Could you filter the material and copy every line where the word "JSON" occurs?
+++ Records provided +++
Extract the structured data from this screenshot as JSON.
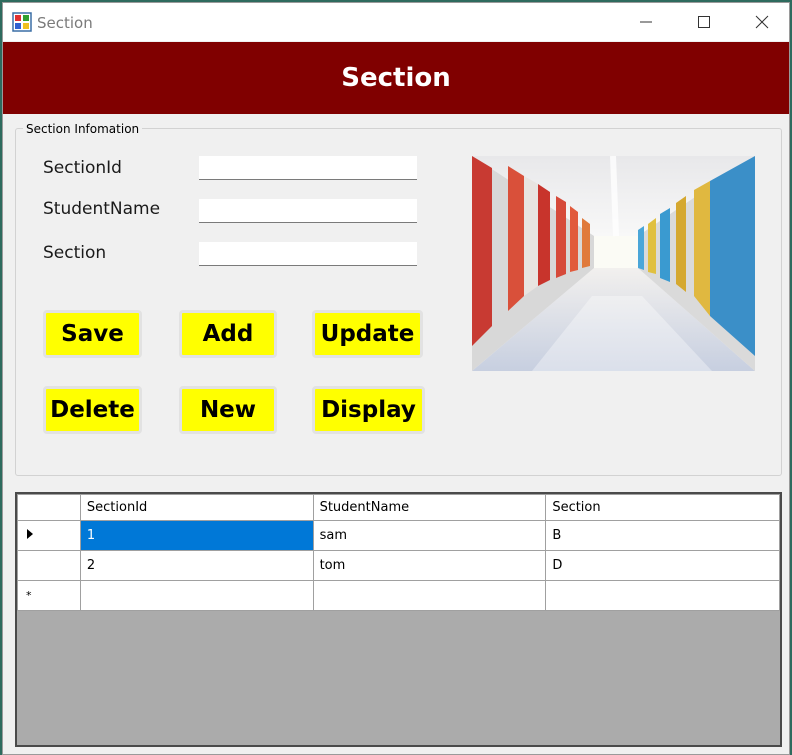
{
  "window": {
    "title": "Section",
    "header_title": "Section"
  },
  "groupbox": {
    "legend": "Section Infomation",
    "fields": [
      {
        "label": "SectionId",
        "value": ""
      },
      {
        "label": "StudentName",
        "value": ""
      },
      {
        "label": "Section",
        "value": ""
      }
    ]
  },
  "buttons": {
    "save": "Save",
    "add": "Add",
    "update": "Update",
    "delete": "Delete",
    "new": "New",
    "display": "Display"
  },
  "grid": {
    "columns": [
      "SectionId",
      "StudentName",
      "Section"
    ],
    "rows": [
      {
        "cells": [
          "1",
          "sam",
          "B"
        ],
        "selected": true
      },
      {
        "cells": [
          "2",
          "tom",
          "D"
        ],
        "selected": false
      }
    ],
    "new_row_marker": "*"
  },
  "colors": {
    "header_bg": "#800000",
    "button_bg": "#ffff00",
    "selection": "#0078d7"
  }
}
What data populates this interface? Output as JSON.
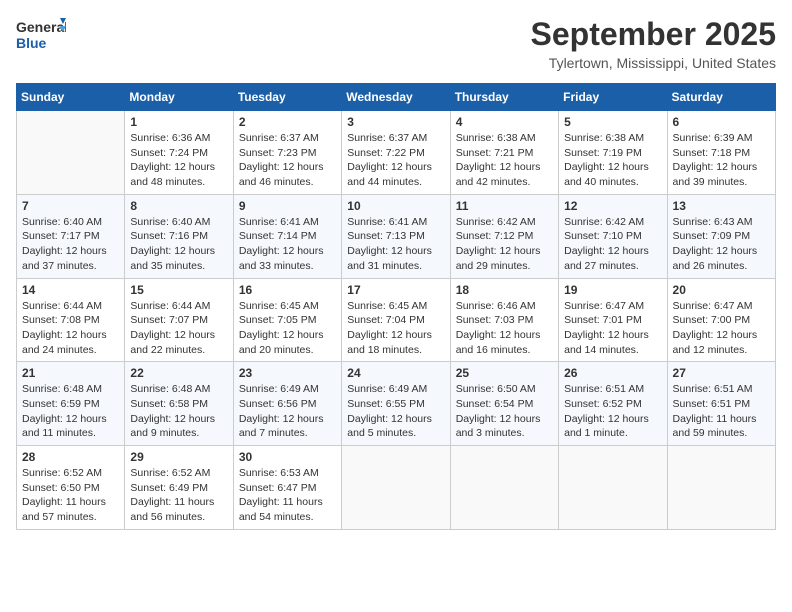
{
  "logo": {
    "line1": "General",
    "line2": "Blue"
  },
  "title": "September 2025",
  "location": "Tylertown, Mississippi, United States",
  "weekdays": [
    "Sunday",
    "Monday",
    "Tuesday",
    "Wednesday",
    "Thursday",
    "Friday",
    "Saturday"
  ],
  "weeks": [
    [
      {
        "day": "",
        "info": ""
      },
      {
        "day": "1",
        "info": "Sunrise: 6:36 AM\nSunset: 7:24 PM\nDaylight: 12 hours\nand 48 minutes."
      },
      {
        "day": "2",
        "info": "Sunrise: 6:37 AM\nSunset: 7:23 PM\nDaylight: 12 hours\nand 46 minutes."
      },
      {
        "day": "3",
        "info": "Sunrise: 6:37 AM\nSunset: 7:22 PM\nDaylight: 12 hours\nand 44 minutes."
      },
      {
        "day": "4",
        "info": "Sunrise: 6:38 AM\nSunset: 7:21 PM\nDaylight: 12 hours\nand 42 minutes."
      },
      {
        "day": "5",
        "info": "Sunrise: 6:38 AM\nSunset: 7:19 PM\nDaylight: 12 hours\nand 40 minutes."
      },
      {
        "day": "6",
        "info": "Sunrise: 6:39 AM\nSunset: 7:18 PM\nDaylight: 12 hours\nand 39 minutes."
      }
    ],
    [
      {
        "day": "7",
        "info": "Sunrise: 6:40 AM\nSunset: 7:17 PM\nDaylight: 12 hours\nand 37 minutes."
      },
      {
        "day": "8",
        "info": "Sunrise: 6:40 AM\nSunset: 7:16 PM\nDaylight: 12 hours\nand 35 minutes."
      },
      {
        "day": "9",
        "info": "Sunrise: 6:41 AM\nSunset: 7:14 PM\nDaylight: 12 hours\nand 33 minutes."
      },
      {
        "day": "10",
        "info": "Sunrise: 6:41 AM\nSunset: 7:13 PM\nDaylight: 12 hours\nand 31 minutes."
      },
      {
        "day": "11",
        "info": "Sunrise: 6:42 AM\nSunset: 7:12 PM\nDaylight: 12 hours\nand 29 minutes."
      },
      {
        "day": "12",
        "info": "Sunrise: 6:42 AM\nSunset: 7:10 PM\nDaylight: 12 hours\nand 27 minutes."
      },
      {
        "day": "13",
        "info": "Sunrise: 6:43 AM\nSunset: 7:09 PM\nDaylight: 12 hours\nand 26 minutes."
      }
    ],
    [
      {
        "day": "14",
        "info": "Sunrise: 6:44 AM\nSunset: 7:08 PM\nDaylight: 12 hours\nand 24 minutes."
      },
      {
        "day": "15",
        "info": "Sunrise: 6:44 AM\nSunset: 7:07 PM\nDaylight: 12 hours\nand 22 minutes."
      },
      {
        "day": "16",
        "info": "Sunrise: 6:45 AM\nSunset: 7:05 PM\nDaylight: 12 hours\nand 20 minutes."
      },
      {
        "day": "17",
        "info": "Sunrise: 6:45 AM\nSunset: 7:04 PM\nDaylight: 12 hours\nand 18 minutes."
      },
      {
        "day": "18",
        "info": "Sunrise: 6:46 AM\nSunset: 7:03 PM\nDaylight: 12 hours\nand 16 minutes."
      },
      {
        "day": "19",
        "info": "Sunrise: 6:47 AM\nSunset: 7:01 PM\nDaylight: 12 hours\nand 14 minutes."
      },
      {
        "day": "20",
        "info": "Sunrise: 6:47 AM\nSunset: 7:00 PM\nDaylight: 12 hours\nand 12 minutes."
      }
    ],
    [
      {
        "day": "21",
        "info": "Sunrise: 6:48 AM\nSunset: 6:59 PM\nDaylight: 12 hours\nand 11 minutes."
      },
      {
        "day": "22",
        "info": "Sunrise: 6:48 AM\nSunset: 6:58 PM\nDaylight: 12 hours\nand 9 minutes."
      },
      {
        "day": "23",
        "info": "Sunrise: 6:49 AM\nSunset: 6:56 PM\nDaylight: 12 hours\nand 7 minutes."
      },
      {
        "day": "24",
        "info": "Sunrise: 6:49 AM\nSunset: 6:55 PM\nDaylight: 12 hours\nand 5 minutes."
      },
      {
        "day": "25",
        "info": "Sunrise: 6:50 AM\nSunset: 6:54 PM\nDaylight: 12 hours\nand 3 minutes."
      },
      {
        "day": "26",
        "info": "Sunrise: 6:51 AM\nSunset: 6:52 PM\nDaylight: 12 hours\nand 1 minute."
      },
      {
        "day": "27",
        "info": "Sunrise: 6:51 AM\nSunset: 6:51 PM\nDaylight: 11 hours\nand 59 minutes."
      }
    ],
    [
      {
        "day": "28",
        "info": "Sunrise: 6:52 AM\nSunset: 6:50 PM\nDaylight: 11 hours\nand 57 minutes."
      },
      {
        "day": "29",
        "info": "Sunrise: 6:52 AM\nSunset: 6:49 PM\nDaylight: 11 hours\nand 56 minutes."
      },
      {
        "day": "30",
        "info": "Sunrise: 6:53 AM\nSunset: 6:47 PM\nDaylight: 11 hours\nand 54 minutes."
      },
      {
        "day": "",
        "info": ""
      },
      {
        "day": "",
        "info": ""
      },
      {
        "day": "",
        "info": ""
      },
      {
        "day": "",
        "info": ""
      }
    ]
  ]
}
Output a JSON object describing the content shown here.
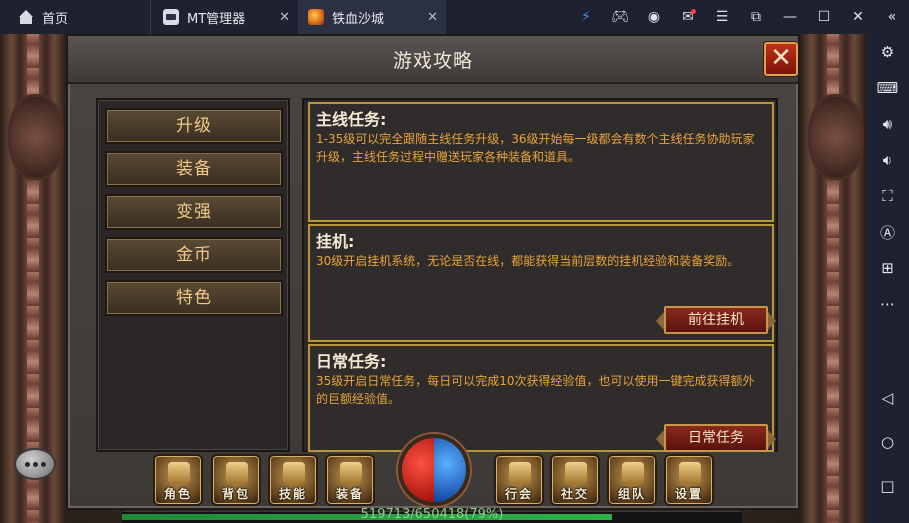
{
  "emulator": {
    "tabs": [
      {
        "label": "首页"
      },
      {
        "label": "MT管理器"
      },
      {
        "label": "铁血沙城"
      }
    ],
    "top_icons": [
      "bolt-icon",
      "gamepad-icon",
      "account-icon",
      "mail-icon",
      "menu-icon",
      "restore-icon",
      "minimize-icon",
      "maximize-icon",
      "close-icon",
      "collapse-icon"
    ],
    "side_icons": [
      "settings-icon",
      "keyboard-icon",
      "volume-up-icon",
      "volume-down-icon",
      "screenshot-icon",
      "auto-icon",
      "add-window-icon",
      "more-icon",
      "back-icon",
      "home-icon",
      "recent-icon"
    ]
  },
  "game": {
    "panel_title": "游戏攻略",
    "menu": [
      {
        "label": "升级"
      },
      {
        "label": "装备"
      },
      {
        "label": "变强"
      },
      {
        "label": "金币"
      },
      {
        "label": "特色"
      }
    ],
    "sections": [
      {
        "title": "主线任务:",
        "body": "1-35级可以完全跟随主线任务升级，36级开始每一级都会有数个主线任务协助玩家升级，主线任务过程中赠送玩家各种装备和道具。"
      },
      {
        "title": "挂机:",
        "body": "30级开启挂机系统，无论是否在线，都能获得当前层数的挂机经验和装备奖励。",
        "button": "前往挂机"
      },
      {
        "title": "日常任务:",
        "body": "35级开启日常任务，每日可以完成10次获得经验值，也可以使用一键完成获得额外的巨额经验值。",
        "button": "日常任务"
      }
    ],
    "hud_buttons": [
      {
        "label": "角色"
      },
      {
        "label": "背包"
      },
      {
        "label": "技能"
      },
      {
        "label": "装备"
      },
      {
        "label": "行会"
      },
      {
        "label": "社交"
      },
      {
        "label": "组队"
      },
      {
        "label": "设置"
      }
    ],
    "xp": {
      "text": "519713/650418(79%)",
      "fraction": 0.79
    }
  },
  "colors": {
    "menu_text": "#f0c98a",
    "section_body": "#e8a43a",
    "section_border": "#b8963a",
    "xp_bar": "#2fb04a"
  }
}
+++
◆ **Solution for this task**
Extract the structured data from this screenshot as JSON.
What data populates this interface? Output as JSON.
Output a JSON object describing the content shown here.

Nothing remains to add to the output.